Page and application data records:
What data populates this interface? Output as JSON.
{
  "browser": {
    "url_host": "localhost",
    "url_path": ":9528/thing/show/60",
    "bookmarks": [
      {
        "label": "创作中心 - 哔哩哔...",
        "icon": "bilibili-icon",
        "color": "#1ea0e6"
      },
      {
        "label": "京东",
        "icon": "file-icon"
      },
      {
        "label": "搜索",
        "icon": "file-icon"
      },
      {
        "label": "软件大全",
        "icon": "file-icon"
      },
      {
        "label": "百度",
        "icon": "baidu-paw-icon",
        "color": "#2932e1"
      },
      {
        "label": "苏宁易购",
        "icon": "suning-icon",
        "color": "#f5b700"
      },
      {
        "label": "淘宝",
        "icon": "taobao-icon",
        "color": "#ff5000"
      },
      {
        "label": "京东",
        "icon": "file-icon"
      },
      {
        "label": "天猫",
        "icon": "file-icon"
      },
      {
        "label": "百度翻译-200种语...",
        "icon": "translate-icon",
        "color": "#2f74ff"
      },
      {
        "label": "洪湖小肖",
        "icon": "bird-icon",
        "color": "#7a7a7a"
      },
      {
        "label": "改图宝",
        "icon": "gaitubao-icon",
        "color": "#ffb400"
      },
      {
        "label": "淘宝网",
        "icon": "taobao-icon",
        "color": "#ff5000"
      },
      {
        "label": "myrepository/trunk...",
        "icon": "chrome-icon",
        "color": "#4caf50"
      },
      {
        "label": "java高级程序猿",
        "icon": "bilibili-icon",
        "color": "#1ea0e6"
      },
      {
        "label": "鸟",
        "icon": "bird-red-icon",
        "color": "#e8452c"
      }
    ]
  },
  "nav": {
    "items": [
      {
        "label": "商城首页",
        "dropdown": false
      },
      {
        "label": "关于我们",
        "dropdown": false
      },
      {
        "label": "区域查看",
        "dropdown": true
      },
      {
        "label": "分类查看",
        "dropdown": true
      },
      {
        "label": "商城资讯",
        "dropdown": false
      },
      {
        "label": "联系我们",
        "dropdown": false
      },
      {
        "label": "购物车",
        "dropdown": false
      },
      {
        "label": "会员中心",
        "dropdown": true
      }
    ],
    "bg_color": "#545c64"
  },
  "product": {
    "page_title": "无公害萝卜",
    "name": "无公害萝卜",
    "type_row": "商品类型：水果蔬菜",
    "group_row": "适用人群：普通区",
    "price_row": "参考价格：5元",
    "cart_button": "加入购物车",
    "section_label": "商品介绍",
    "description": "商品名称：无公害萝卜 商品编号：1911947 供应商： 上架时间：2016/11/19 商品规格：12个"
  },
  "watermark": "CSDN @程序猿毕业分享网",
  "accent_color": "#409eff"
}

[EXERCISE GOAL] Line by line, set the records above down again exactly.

[OUTPUT FOR THIS TASK]
What data populates this interface? Output as JSON.
{
  "browser": {
    "url_host": "localhost",
    "url_path": ":9528/thing/show/60",
    "bookmarks": [
      {
        "label": "创作中心 - 哔哩哔...",
        "icon": "bilibili-icon",
        "color": "#1ea0e6"
      },
      {
        "label": "京东",
        "icon": "file-icon"
      },
      {
        "label": "搜索",
        "icon": "file-icon"
      },
      {
        "label": "软件大全",
        "icon": "file-icon"
      },
      {
        "label": "百度",
        "icon": "baidu-paw-icon",
        "color": "#2932e1"
      },
      {
        "label": "苏宁易购",
        "icon": "suning-icon",
        "color": "#f5b700"
      },
      {
        "label": "淘宝",
        "icon": "taobao-icon",
        "color": "#ff5000"
      },
      {
        "label": "京东",
        "icon": "file-icon"
      },
      {
        "label": "天猫",
        "icon": "file-icon"
      },
      {
        "label": "百度翻译-200种语...",
        "icon": "translate-icon",
        "color": "#2f74ff"
      },
      {
        "label": "洪湖小肖",
        "icon": "bird-icon",
        "color": "#7a7a7a"
      },
      {
        "label": "改图宝",
        "icon": "gaitubao-icon",
        "color": "#ffb400"
      },
      {
        "label": "淘宝网",
        "icon": "taobao-icon",
        "color": "#ff5000"
      },
      {
        "label": "myrepository/trunk...",
        "icon": "chrome-icon",
        "color": "#4caf50"
      },
      {
        "label": "java高级程序猿",
        "icon": "bilibili-icon",
        "color": "#1ea0e6"
      },
      {
        "label": "鸟",
        "icon": "bird-red-icon",
        "color": "#e8452c"
      }
    ]
  },
  "nav": {
    "items": [
      {
        "label": "商城首页",
        "dropdown": false
      },
      {
        "label": "关于我们",
        "dropdown": false
      },
      {
        "label": "区域查看",
        "dropdown": true
      },
      {
        "label": "分类查看",
        "dropdown": true
      },
      {
        "label": "商城资讯",
        "dropdown": false
      },
      {
        "label": "联系我们",
        "dropdown": false
      },
      {
        "label": "购物车",
        "dropdown": false
      },
      {
        "label": "会员中心",
        "dropdown": true
      }
    ],
    "bg_color": "#545c64"
  },
  "product": {
    "page_title": "无公害萝卜",
    "name": "无公害萝卜",
    "type_row": "商品类型：水果蔬菜",
    "group_row": "适用人群：普通区",
    "price_row": "参考价格：5元",
    "cart_button": "加入购物车",
    "section_label": "商品介绍",
    "description": "商品名称：无公害萝卜 商品编号：1911947 供应商： 上架时间：2016/11/19 商品规格：12个"
  },
  "watermark": "CSDN @程序猿毕业分享网",
  "accent_color": "#409eff"
}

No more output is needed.